Task. Among the following entries, how many lines hold the string "JSON"? State only the number.

Data records.
------------------------------------------------------------
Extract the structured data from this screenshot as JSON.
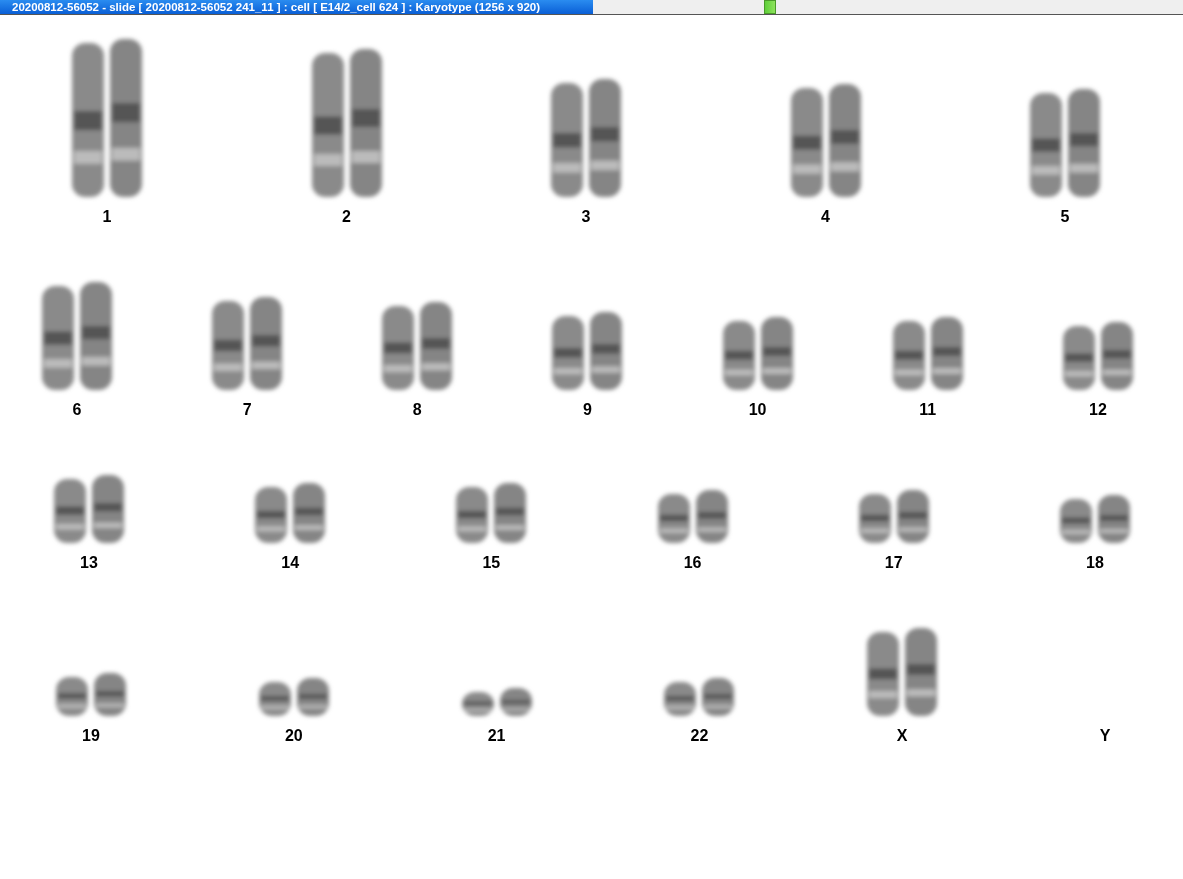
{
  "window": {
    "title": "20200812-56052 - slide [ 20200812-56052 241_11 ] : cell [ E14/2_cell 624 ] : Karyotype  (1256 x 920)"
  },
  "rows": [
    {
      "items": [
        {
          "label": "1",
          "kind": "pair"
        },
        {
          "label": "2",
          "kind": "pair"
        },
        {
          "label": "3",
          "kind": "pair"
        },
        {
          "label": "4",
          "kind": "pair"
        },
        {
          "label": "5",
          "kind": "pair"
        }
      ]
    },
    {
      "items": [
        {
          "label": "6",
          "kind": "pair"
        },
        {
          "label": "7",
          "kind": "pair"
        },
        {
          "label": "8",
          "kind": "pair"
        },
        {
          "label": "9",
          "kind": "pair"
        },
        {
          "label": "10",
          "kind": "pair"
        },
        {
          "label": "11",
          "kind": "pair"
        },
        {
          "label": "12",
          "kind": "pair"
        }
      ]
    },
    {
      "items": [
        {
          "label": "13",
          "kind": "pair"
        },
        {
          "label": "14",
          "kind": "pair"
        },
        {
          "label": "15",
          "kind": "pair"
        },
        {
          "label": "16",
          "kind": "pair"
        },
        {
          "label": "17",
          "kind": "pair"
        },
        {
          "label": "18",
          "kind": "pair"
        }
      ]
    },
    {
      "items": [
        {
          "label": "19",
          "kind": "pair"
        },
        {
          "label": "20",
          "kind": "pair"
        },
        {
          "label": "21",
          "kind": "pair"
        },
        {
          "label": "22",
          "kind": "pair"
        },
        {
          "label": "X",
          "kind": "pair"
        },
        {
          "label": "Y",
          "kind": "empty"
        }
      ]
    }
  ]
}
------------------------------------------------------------
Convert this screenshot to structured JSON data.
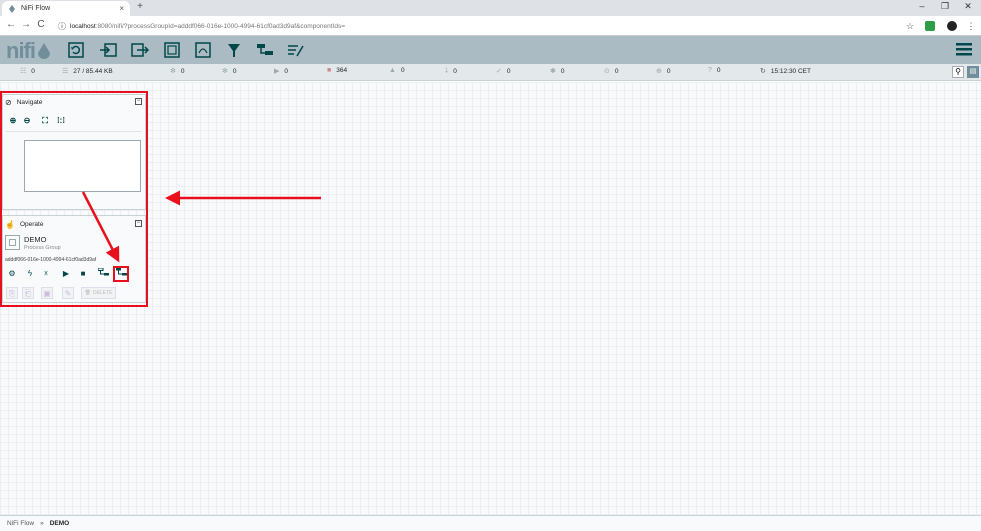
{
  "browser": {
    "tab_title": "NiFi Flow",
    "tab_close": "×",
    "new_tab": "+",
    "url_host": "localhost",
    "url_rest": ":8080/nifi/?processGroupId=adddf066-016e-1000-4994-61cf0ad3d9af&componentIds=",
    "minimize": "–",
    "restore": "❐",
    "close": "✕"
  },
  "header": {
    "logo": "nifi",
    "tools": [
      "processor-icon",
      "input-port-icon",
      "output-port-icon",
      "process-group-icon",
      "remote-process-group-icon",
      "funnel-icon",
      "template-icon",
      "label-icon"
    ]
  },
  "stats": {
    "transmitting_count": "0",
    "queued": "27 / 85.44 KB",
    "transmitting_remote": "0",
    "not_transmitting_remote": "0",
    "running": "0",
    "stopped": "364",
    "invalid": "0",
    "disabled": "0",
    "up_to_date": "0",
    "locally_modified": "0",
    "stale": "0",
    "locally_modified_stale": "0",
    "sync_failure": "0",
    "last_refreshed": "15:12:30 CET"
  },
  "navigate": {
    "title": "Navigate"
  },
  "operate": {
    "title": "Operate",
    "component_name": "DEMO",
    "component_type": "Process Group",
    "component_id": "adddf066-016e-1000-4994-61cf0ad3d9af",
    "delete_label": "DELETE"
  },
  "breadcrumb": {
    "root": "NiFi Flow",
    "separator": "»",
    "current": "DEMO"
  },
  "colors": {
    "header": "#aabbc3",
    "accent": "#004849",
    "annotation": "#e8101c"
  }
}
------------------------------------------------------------
Task result. 2